One-on-One Relationship Building

Since introverts typically do better in one-on-one social interactions, Patrick Barnhill, founder of Specialist ID, Inc., recommends that introverted leaders manage their team relationships in this way.

"Inviting your team members to have these types of sessions with you plays to your strengths while allowing you to mentor and manage your team effectively," Barnhill says. "It's also easier to take the respect gained in these sessions into a team meeting, where everyone will know to listen when you speak."

Harnessing Empathy

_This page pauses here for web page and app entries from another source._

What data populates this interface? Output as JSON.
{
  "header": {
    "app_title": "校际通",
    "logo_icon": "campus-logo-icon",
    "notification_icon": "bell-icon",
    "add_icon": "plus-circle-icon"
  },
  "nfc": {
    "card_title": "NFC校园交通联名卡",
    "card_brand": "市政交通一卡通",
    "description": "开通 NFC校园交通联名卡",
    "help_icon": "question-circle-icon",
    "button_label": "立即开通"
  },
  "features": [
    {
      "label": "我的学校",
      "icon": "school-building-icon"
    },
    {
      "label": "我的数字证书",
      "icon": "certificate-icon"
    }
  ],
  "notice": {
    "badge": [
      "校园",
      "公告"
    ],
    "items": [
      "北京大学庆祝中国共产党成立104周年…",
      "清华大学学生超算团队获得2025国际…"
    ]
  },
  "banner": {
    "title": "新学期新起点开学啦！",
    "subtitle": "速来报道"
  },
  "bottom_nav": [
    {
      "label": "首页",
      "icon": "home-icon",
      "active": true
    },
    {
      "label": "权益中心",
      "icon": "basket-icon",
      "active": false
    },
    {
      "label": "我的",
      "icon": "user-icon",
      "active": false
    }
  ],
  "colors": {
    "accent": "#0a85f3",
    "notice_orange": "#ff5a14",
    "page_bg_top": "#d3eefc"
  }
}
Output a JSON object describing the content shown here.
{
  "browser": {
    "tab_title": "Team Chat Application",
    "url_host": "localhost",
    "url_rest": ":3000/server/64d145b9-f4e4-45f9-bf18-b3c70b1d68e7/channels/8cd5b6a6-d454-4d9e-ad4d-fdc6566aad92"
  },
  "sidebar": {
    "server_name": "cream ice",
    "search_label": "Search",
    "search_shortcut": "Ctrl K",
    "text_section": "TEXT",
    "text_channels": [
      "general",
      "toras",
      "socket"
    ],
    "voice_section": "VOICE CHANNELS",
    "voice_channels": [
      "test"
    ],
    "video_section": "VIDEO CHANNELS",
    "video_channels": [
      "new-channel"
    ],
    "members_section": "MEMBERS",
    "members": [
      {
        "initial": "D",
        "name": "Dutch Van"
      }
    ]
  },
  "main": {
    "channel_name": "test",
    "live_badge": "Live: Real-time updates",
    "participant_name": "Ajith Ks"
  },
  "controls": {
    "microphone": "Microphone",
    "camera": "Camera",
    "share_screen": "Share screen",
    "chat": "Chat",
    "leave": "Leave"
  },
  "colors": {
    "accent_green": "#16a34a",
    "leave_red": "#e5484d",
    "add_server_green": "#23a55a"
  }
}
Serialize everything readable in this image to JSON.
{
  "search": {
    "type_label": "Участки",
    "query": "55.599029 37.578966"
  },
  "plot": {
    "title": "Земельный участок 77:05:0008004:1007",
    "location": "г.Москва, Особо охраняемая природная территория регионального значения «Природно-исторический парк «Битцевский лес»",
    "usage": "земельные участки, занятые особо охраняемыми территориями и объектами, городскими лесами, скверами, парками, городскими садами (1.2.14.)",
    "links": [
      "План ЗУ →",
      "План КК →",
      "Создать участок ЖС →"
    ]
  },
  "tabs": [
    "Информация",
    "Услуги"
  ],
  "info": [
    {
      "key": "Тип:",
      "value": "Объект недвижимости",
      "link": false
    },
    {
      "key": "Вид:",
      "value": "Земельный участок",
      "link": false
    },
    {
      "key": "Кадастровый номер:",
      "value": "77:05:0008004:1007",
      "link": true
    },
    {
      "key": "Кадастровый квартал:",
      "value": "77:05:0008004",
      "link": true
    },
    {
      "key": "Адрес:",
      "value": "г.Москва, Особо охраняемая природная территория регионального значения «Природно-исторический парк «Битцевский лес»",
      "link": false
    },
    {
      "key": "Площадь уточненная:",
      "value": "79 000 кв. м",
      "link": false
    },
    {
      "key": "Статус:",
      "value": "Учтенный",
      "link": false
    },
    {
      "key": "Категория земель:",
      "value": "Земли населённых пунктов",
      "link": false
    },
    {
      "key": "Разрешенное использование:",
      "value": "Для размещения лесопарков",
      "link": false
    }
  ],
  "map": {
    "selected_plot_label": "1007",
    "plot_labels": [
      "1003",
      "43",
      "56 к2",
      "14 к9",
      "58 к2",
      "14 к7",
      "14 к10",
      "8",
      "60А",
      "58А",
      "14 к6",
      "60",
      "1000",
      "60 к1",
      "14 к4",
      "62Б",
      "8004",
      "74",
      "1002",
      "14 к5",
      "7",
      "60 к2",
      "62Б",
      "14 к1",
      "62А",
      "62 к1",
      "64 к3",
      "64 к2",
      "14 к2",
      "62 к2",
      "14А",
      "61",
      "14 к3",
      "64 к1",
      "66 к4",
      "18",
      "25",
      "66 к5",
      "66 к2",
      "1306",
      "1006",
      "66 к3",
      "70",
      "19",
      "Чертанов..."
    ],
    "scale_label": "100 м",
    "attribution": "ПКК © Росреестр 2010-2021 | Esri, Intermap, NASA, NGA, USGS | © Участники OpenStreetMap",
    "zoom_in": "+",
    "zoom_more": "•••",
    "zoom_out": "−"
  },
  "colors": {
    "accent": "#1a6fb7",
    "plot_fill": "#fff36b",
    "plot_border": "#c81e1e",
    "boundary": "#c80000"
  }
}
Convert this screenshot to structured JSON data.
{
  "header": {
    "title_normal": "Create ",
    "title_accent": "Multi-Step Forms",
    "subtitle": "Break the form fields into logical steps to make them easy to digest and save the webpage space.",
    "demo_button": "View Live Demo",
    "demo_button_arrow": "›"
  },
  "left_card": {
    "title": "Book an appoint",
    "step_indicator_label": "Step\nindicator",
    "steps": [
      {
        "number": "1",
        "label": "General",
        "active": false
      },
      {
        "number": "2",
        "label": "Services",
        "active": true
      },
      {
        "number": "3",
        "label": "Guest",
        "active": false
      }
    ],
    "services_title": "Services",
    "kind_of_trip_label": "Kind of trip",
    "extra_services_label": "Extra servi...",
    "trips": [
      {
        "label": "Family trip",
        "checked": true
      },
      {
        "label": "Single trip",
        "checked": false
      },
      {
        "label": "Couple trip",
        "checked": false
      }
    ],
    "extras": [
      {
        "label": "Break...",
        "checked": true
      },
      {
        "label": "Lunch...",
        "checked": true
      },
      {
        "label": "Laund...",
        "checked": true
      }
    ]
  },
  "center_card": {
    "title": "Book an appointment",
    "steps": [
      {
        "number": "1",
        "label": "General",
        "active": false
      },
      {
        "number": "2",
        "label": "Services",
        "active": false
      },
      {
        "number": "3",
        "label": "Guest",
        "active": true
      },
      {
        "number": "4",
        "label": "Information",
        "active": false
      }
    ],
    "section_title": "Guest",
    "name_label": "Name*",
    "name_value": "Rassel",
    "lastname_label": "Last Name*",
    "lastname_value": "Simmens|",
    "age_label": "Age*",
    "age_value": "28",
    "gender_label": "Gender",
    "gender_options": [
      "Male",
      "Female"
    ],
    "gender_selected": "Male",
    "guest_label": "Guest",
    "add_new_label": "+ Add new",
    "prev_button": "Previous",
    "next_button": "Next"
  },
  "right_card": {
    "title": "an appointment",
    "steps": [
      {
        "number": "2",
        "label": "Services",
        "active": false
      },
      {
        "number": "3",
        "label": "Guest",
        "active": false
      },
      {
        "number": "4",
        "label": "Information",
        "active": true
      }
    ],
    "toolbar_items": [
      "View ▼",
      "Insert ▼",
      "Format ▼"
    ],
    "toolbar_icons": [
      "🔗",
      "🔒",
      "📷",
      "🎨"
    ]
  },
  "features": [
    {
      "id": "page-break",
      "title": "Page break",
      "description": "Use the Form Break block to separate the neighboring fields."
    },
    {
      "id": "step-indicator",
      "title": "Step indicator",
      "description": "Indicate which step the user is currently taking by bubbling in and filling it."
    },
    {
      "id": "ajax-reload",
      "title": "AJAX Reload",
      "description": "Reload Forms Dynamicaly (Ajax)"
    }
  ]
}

Introverts are typically much more empathic than extroverts, which often means they're more aware of subtle body language cues and emotional tonality. This, says Justin Faerman, co-founder and editor-in-chief of Conscious Lifestyle Magazine, can help introverted leaders understand people more deeply.

"This leads to better working relationships and greater success when harnessed properly," he says. "Pay attention to what you are sensing and use it to make better decisions."

Leveraging Strong Written Communication Skills

Introverts are thinkers, says Angela Ruth of Calendar. They may not be as inclined to speak verbally at a conference, but they're often excellent at communicating via the written word.

"Introverts can use that deep thinking ability to craft thought leadership content that makes an impact and shares their insights," Ruth explains.

Leading by Example

Joel Mathew, CEO and founder of Fortress Consulting, notes that leading by example is a great way for introverted leaders to show their teams what needs to be done.

"It gets their buy-in that nothing is 'below' the leader," says Mathew. "This helps build confidence and camaraderie across the board. Over time, your voice will be heard loud and clear."


Introverts are more likely to be skilled at self-reflection and introspection, says Nicole Munoz of Nicole Munoz Consulting, Inc. That's why introverted leaders are able to understand their flaws and improve their mistakes -- skills that are critical to self-development.

"A good leader capable of inspiring others must be able to look to themselves for growth first before expecting it from their team," she says.